What is required: Repeat the listing in full, exactly as it stands.

** Data provided follows **

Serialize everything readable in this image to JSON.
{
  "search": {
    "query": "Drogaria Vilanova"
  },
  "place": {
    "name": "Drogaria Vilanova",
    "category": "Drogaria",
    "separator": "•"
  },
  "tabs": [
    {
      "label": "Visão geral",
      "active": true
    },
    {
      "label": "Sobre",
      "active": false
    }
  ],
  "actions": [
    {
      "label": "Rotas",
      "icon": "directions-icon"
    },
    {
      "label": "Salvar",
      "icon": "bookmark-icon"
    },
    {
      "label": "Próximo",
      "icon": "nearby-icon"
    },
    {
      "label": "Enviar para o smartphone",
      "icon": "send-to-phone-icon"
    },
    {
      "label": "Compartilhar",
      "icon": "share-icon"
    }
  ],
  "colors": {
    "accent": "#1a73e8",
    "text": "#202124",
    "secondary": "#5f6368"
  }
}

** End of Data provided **

Task result:
Serialize everything readable in this image to JSON.
{
  "search": {
    "query": "Drogaria Vilanova"
  },
  "place": {
    "name": "Drogaria Vilanova",
    "category": "Drogaria",
    "separator": "•"
  },
  "tabs": [
    {
      "label": "Visão geral",
      "active": true
    },
    {
      "label": "Sobre",
      "active": false
    }
  ],
  "actions": [
    {
      "label": "Rotas",
      "icon": "directions-icon"
    },
    {
      "label": "Salvar",
      "icon": "bookmark-icon"
    },
    {
      "label": "Próximo",
      "icon": "nearby-icon"
    },
    {
      "label": "Enviar para o smartphone",
      "icon": "send-to-phone-icon"
    },
    {
      "label": "Compartilhar",
      "icon": "share-icon"
    }
  ],
  "colors": {
    "accent": "#1a73e8",
    "text": "#202124",
    "secondary": "#5f6368"
  }
}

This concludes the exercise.